* _WHAT YOU ARE ASKED TO DO_: Exclude all pictures, then copy each of the records exactly as written.

* _MATERIAL TO PROCESS_:
★ ★ ★ ★ ★

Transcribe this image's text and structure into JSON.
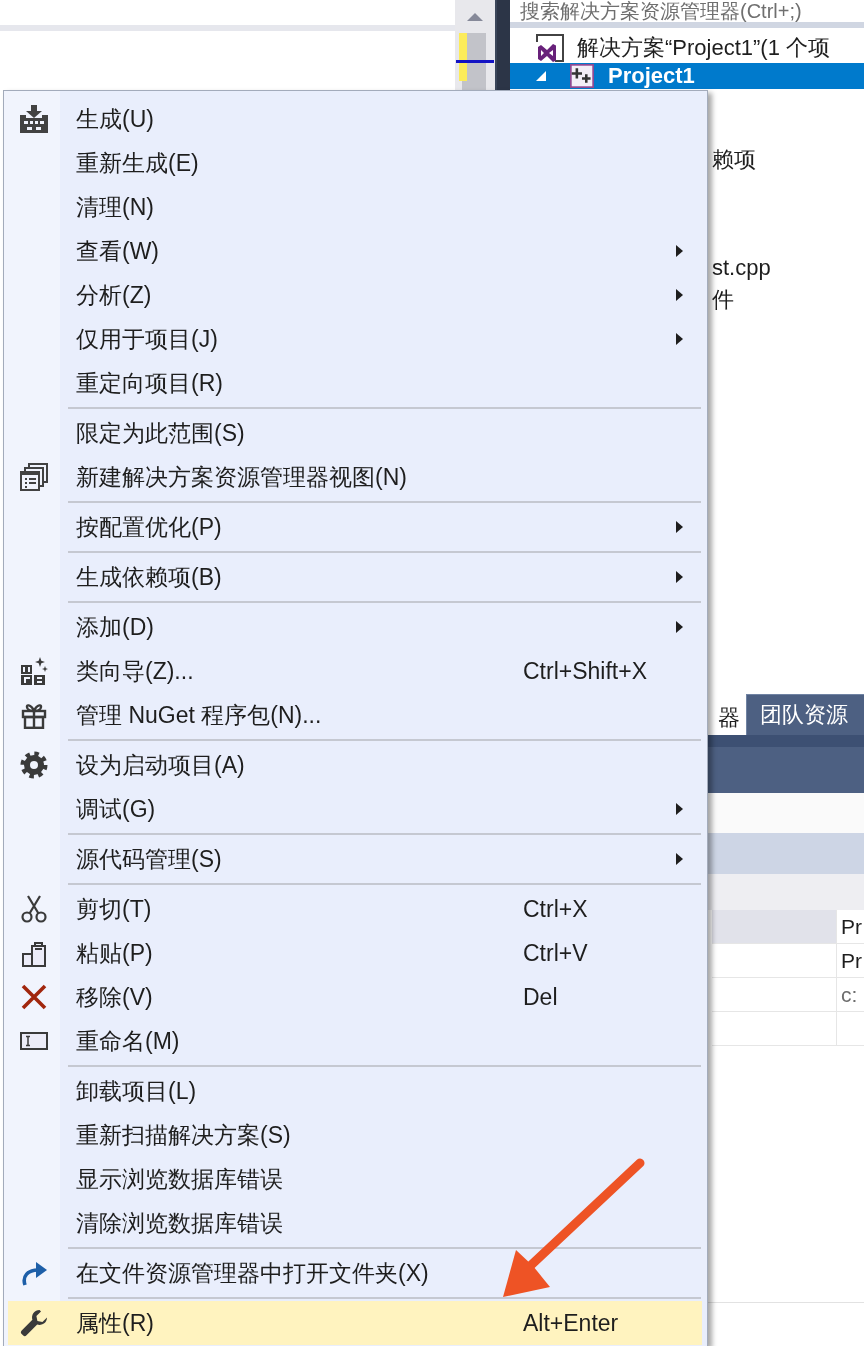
{
  "solution_explorer": {
    "search": {
      "placeholder": "搜索解决方案资源管理器(Ctrl+;)"
    },
    "tree": [
      {
        "label": "解决方案“Project1”(1 个项",
        "selected": false,
        "children": [
          {
            "label": "Project1",
            "selected": true,
            "expanded": true,
            "children": [
              {
                "label": "赖项",
                "selected": false
              },
              {
                "label": "st.cpp",
                "selected": false
              },
              {
                "label": "件",
                "selected": false
              }
            ]
          }
        ]
      }
    ]
  },
  "tabs": [
    {
      "label": "器",
      "selected": true
    },
    {
      "label": "团队资源",
      "selected": false
    }
  ],
  "properties": {
    "rows": [
      {
        "value": "Pr",
        "selected": true,
        "read_only": false
      },
      {
        "value": "Pr",
        "selected": false,
        "read_only": false
      },
      {
        "value": "c:",
        "selected": false,
        "read_only": true
      }
    ]
  },
  "context_menu": {
    "sections": [
      {
        "items": [
          {
            "label": "生成(U)",
            "submenu": false,
            "selected": false
          },
          {
            "label": "重新生成(E)",
            "submenu": false,
            "selected": false
          },
          {
            "label": "清理(N)",
            "submenu": false,
            "selected": false
          },
          {
            "label": "查看(W)",
            "submenu": true,
            "selected": false
          },
          {
            "label": "分析(Z)",
            "submenu": true,
            "selected": false
          },
          {
            "label": "仅用于项目(J)",
            "submenu": true,
            "selected": false
          },
          {
            "label": "重定向项目(R)",
            "submenu": false,
            "selected": false
          }
        ]
      },
      {
        "items": [
          {
            "label": "限定为此范围(S)",
            "submenu": false,
            "selected": false
          },
          {
            "label": "新建解决方案资源管理器视图(N)",
            "submenu": false,
            "selected": false
          }
        ]
      },
      {
        "items": [
          {
            "label": "按配置优化(P)",
            "submenu": true,
            "selected": false
          }
        ]
      },
      {
        "items": [
          {
            "label": "生成依赖项(B)",
            "submenu": true,
            "selected": false
          }
        ]
      },
      {
        "items": [
          {
            "label": "添加(D)",
            "submenu": true,
            "selected": false
          },
          {
            "label": "类向导(Z)...",
            "shortcut": "Ctrl+Shift+X",
            "submenu": false,
            "selected": false
          },
          {
            "label": "管理 NuGet 程序包(N)...",
            "submenu": false,
            "selected": false
          }
        ]
      },
      {
        "items": [
          {
            "label": "设为启动项目(A)",
            "submenu": false,
            "selected": false
          },
          {
            "label": "调试(G)",
            "submenu": true,
            "selected": false
          }
        ]
      },
      {
        "items": [
          {
            "label": "源代码管理(S)",
            "submenu": true,
            "selected": false
          }
        ]
      },
      {
        "items": [
          {
            "label": "剪切(T)",
            "shortcut": "Ctrl+X",
            "submenu": false,
            "selected": false
          },
          {
            "label": "粘贴(P)",
            "shortcut": "Ctrl+V",
            "submenu": false,
            "selected": false
          },
          {
            "label": "移除(V)",
            "shortcut": "Del",
            "submenu": false,
            "selected": false
          },
          {
            "label": "重命名(M)",
            "submenu": false,
            "selected": false
          }
        ]
      },
      {
        "items": [
          {
            "label": "卸载项目(L)",
            "submenu": false,
            "selected": false
          },
          {
            "label": "重新扫描解决方案(S)",
            "submenu": false,
            "selected": false
          },
          {
            "label": "显示浏览数据库错误",
            "submenu": false,
            "selected": false
          },
          {
            "label": "清除浏览数据库错误",
            "submenu": false,
            "selected": false
          }
        ]
      },
      {
        "items": [
          {
            "label": "在文件资源管理器中打开文件夹(X)",
            "submenu": false,
            "selected": false
          }
        ]
      },
      {
        "items": [
          {
            "label": "属性(R)",
            "shortcut": "Alt+Enter",
            "submenu": false,
            "selected": true
          }
        ]
      }
    ]
  }
}
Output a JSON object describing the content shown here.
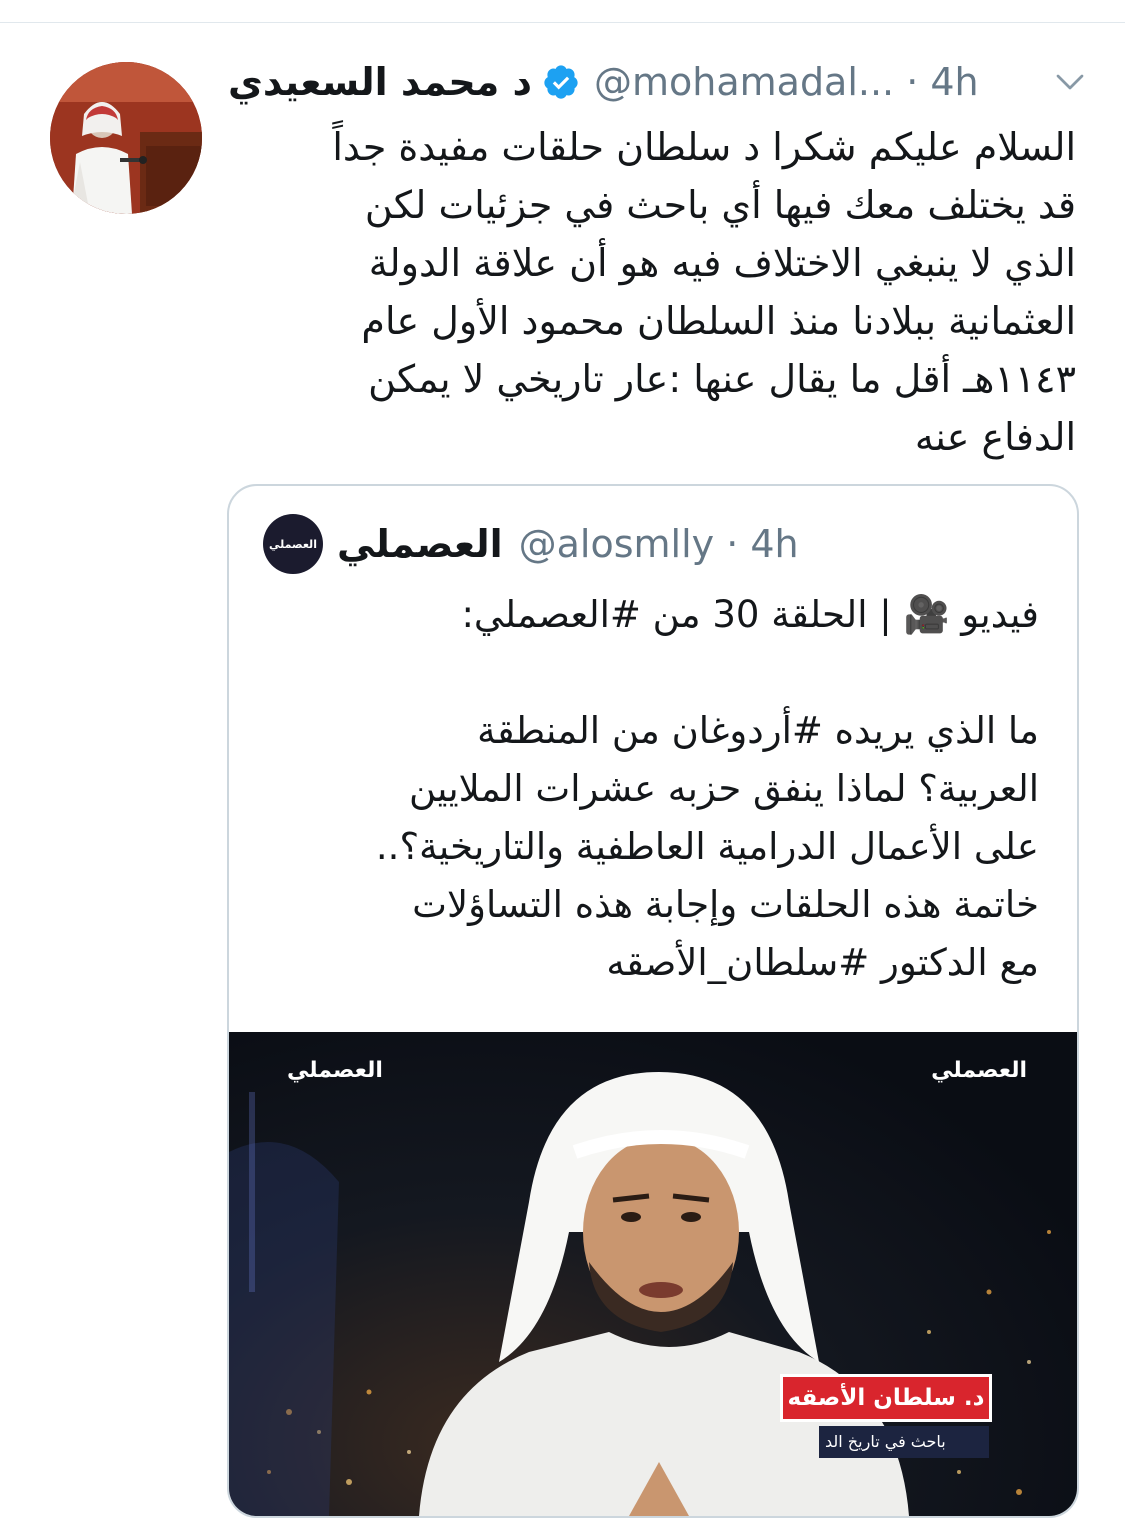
{
  "tweet": {
    "display_name": "د محمد السعيدي",
    "handle_time": "@mohamadal... · 4h",
    "text": "السلام عليكم شكرا د سلطان حلقات مفيدة جداً\nقد يختلف معك فيها أي باحث في جزئيات لكن\nالذي لا ينبغي الاختلاف فيه هو أن علاقة الدولة\nالعثمانية ببلادنا منذ السلطان محمود الأول عام\n١١٤٣هـ أقل ما يقال عنها :عار تاريخي لا يمكن\nالدفاع عنه",
    "verified_icon": "verified-badge-icon",
    "menu_icon": "chevron-down-icon"
  },
  "quote": {
    "display_name": "العصملي",
    "handle_time": "@alosmlly · 4h",
    "avatar_text": "العصملي",
    "text": "فيديو 🎥 | الحلقة 30 من #العصملي:\n\nما الذي يريده #أردوغان من المنطقة\nالعربية؟ لماذا ينفق حزبه عشرات الملايين\nعلى الأعمال الدرامية العاطفية والتاريخية؟..\nخاتمة هذه الحلقات وإجابة هذه التساؤلات\nمع الدكتور #سلطان_الأصقه",
    "media": {
      "logo_left": "العصملي",
      "logo_right": "العصملي",
      "lower_third_name": "د. سلطان الأصقه",
      "lower_third_sub": "باحث في تاريخ الد"
    }
  },
  "colors": {
    "text": "#14171a",
    "secondary": "#657786",
    "verified": "#1da1f2",
    "border": "#ccd6dd",
    "lower_third_red": "#d9252d"
  }
}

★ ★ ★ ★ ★

* _RESPONSE TO THIS TASK_:
Transcribe this image's text and structure into JSON.
{
  "solution_explorer": {
    "search": {
      "placeholder": "搜索解决方案资源管理器(Ctrl+;)"
    },
    "tree": [
      {
        "label": "解决方案“Project1”(1 个项",
        "selected": false,
        "children": [
          {
            "label": "Project1",
            "selected": true,
            "expanded": true,
            "children": [
              {
                "label": "赖项",
                "selected": false
              },
              {
                "label": "st.cpp",
                "selected": false
              },
              {
                "label": "件",
                "selected": false
              }
            ]
          }
        ]
      }
    ]
  },
  "tabs": [
    {
      "label": "器",
      "selected": true
    },
    {
      "label": "团队资源",
      "selected": false
    }
  ],
  "properties": {
    "rows": [
      {
        "value": "Pr",
        "selected": true,
        "read_only": false
      },
      {
        "value": "Pr",
        "selected": false,
        "read_only": false
      },
      {
        "value": "c:",
        "selected": false,
        "read_only": true
      }
    ]
  },
  "context_menu": {
    "sections": [
      {
        "items": [
          {
            "label": "生成(U)",
            "submenu": false,
            "selected": false
          },
          {
            "label": "重新生成(E)",
            "submenu": false,
            "selected": false
          },
          {
            "label": "清理(N)",
            "submenu": false,
            "selected": false
          },
          {
            "label": "查看(W)",
            "submenu": true,
            "selected": false
          },
          {
            "label": "分析(Z)",
            "submenu": true,
            "selected": false
          },
          {
            "label": "仅用于项目(J)",
            "submenu": true,
            "selected": false
          },
          {
            "label": "重定向项目(R)",
            "submenu": false,
            "selected": false
          }
        ]
      },
      {
        "items": [
          {
            "label": "限定为此范围(S)",
            "submenu": false,
            "selected": false
          },
          {
            "label": "新建解决方案资源管理器视图(N)",
            "submenu": false,
            "selected": false
          }
        ]
      },
      {
        "items": [
          {
            "label": "按配置优化(P)",
            "submenu": true,
            "selected": false
          }
        ]
      },
      {
        "items": [
          {
            "label": "生成依赖项(B)",
            "submenu": true,
            "selected": false
          }
        ]
      },
      {
        "items": [
          {
            "label": "添加(D)",
            "submenu": true,
            "selected": false
          },
          {
            "label": "类向导(Z)...",
            "shortcut": "Ctrl+Shift+X",
            "submenu": false,
            "selected": false
          },
          {
            "label": "管理 NuGet 程序包(N)...",
            "submenu": false,
            "selected": false
          }
        ]
      },
      {
        "items": [
          {
            "label": "设为启动项目(A)",
            "submenu": false,
            "selected": false
          },
          {
            "label": "调试(G)",
            "submenu": true,
            "selected": false
          }
        ]
      },
      {
        "items": [
          {
            "label": "源代码管理(S)",
            "submenu": true,
            "selected": false
          }
        ]
      },
      {
        "items": [
          {
            "label": "剪切(T)",
            "shortcut": "Ctrl+X",
            "submenu": false,
            "selected": false
          },
          {
            "label": "粘贴(P)",
            "shortcut": "Ctrl+V",
            "submenu": false,
            "selected": false
          },
          {
            "label": "移除(V)",
            "shortcut": "Del",
            "submenu": false,
            "selected": false
          },
          {
            "label": "重命名(M)",
            "submenu": false,
            "selected": false
          }
        ]
      },
      {
        "items": [
          {
            "label": "卸载项目(L)",
            "submenu": false,
            "selected": false
          },
          {
            "label": "重新扫描解决方案(S)",
            "submenu": false,
            "selected": false
          },
          {
            "label": "显示浏览数据库错误",
            "submenu": false,
            "selected": false
          },
          {
            "label": "清除浏览数据库错误",
            "submenu": false,
            "selected": false
          }
        ]
      },
      {
        "items": [
          {
            "label": "在文件资源管理器中打开文件夹(X)",
            "submenu": false,
            "selected": false
          }
        ]
      },
      {
        "items": [
          {
            "label": "属性(R)",
            "shortcut": "Alt+Enter",
            "submenu": false,
            "selected": true
          }
        ]
      }
    ]
  }
}
Output a JSON object describing the content shown here.
{
  "tweet": {
    "display_name": "د محمد السعيدي",
    "handle_time": "@mohamadal... · 4h",
    "text": "السلام عليكم شكرا د سلطان حلقات مفيدة جداً\nقد يختلف معك فيها أي باحث في جزئيات لكن\nالذي لا ينبغي الاختلاف فيه هو أن علاقة الدولة\nالعثمانية ببلادنا منذ السلطان محمود الأول عام\n١١٤٣هـ أقل ما يقال عنها :عار تاريخي لا يمكن\nالدفاع عنه",
    "verified_icon": "verified-badge-icon",
    "menu_icon": "chevron-down-icon"
  },
  "quote": {
    "display_name": "العصملي",
    "handle_time": "@alosmlly · 4h",
    "avatar_text": "العصملي",
    "text": "فيديو 🎥 | الحلقة 30 من #العصملي:\n\nما الذي يريده #أردوغان من المنطقة\nالعربية؟ لماذا ينفق حزبه عشرات الملايين\nعلى الأعمال الدرامية العاطفية والتاريخية؟..\nخاتمة هذه الحلقات وإجابة هذه التساؤلات\nمع الدكتور #سلطان_الأصقه",
    "media": {
      "logo_left": "العصملي",
      "logo_right": "العصملي",
      "lower_third_name": "د. سلطان الأصقه",
      "lower_third_sub": "باحث في تاريخ الد"
    }
  },
  "colors": {
    "text": "#14171a",
    "secondary": "#657786",
    "verified": "#1da1f2",
    "border": "#ccd6dd",
    "lower_third_red": "#d9252d"
  }
}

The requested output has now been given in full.